▸ Assignment:
Your answer should be the full listing, copied word for word.

▸ Given information:
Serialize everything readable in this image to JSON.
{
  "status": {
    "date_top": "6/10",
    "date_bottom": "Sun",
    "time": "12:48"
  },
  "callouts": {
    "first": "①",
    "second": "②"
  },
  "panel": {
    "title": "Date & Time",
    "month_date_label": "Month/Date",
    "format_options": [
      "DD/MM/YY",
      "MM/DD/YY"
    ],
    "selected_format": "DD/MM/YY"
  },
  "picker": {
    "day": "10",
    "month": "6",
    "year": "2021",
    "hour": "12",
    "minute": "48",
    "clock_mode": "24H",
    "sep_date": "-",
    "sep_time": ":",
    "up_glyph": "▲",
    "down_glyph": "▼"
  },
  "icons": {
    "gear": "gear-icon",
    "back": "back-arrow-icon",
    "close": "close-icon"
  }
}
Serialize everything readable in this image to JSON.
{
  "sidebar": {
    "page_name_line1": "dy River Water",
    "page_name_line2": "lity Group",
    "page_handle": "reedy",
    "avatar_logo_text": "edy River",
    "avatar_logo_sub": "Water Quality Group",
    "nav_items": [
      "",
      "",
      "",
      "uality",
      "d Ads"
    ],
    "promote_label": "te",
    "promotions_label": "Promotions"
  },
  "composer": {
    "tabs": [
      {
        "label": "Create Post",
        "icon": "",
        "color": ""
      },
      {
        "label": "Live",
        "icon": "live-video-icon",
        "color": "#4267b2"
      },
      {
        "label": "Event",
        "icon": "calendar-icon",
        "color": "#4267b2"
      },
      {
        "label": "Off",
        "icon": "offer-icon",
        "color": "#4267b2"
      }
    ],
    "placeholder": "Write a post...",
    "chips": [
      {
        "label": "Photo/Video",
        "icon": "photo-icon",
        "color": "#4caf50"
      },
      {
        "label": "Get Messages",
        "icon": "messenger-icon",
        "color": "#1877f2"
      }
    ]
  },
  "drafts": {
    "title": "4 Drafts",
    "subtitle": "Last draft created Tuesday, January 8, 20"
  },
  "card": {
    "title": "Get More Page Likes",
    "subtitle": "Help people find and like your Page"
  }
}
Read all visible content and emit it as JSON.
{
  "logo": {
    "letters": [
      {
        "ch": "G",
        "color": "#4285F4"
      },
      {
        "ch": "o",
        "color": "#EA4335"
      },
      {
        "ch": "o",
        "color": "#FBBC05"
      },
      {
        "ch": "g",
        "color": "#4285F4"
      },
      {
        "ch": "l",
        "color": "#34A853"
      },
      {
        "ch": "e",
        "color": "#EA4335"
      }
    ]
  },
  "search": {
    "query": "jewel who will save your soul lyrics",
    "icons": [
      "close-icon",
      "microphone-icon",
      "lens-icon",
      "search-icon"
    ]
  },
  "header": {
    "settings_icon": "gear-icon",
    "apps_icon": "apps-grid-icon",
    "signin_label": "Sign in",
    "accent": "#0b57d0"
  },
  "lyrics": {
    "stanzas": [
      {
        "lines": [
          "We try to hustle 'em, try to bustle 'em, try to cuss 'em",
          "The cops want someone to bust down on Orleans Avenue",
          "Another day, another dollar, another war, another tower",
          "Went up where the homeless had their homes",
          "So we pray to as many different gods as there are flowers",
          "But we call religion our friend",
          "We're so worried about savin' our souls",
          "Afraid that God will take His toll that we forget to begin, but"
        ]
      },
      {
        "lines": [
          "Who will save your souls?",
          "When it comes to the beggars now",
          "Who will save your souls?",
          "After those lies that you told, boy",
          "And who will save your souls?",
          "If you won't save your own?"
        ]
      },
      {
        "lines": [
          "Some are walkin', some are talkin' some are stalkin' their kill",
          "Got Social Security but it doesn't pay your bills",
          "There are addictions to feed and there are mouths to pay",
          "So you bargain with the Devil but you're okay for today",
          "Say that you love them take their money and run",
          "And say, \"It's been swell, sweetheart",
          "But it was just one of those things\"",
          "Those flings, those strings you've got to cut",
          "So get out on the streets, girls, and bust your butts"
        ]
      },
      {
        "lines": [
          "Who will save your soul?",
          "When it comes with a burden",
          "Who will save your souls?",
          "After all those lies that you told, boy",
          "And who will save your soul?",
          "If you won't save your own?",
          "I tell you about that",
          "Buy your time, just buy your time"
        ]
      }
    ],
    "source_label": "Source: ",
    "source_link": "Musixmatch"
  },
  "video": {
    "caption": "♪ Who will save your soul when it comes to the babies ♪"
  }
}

▸ Exercise result:
Serialize everything readable in this image to JSON.
{
  "status": {
    "date_top": "6/10",
    "date_bottom": "Sun",
    "time": "12:48"
  },
  "callouts": {
    "first": "①",
    "second": "②"
  },
  "panel": {
    "title": "Date & Time",
    "month_date_label": "Month/Date",
    "format_options": [
      "DD/MM/YY",
      "MM/DD/YY"
    ],
    "selected_format": "DD/MM/YY"
  },
  "picker": {
    "day": "10",
    "month": "6",
    "year": "2021",
    "hour": "12",
    "minute": "48",
    "clock_mode": "24H",
    "sep_date": "-",
    "sep_time": ":",
    "up_glyph": "▲",
    "down_glyph": "▼"
  },
  "icons": {
    "gear": "gear-icon",
    "back": "back-arrow-icon",
    "close": "close-icon"
  }
}
Serialize everything readable in this image to JSON.
{
  "sidebar": {
    "page_name_line1": "dy River Water",
    "page_name_line2": "lity Group",
    "page_handle": "reedy",
    "avatar_logo_text": "edy River",
    "avatar_logo_sub": "Water Quality Group",
    "nav_items": [
      "",
      "",
      "",
      "uality",
      "d Ads"
    ],
    "promote_label": "te",
    "promotions_label": "Promotions"
  },
  "composer": {
    "tabs": [
      {
        "label": "Create Post",
        "icon": "",
        "color": ""
      },
      {
        "label": "Live",
        "icon": "live-video-icon",
        "color": "#4267b2"
      },
      {
        "label": "Event",
        "icon": "calendar-icon",
        "color": "#4267b2"
      },
      {
        "label": "Off",
        "icon": "offer-icon",
        "color": "#4267b2"
      }
    ],
    "placeholder": "Write a post...",
    "chips": [
      {
        "label": "Photo/Video",
        "icon": "photo-icon",
        "color": "#4caf50"
      },
      {
        "label": "Get Messages",
        "icon": "messenger-icon",
        "color": "#1877f2"
      }
    ]
  },
  "drafts": {
    "title": "4 Drafts",
    "subtitle": "Last draft created Tuesday, January 8, 20"
  },
  "card": {
    "title": "Get More Page Likes",
    "subtitle": "Help people find and like your Page"
  }
}
Read all visible content and emit it as JSON.
{
  "logo": {
    "letters": [
      {
        "ch": "G",
        "color": "#4285F4"
      },
      {
        "ch": "o",
        "color": "#EA4335"
      },
      {
        "ch": "o",
        "color": "#FBBC05"
      },
      {
        "ch": "g",
        "color": "#4285F4"
      },
      {
        "ch": "l",
        "color": "#34A853"
      },
      {
        "ch": "e",
        "color": "#EA4335"
      }
    ]
  },
  "search": {
    "query": "jewel who will save your soul lyrics",
    "icons": [
      "close-icon",
      "microphone-icon",
      "lens-icon",
      "search-icon"
    ]
  },
  "header": {
    "settings_icon": "gear-icon",
    "apps_icon": "apps-grid-icon",
    "signin_label": "Sign in",
    "accent": "#0b57d0"
  },
  "lyrics": {
    "stanzas": [
      {
        "lines": [
          "We try to hustle 'em, try to bustle 'em, try to cuss 'em",
          "The cops want someone to bust down on Orleans Avenue",
          "Another day, another dollar, another war, another tower",
          "Went up where the homeless had their homes",
          "So we pray to as many different gods as there are flowers",
          "But we call religion our friend",
          "We're so worried about savin' our souls",
          "Afraid that God will take His toll that we forget to begin, but"
        ]
      },
      {
        "lines": [
          "Who will save your souls?",
          "When it comes to the beggars now",
          "Who will save your souls?",
          "After those lies that you told, boy",
          "And who will save your souls?",
          "If you won't save your own?"
        ]
      },
      {
        "lines": [
          "Some are walkin', some are talkin' some are stalkin' their kill",
          "Got Social Security but it doesn't pay your bills",
          "There are addictions to feed and there are mouths to pay",
          "So you bargain with the Devil but you're okay for today",
          "Say that you love them take their money and run",
          "And say, \"It's been swell, sweetheart",
          "But it was just one of those things\"",
          "Those flings, those strings you've got to cut",
          "So get out on the streets, girls, and bust your butts"
        ]
      },
      {
        "lines": [
          "Who will save your soul?",
          "When it comes with a burden",
          "Who will save your souls?",
          "After all those lies that you told, boy",
          "And who will save your soul?",
          "If you won't save your own?",
          "I tell you about that",
          "Buy your time, just buy your time"
        ]
      }
    ],
    "source_label": "Source: ",
    "source_link": "Musixmatch"
  },
  "video": {
    "caption": "♪ Who will save your soul when it comes to the babies ♪"
  }
}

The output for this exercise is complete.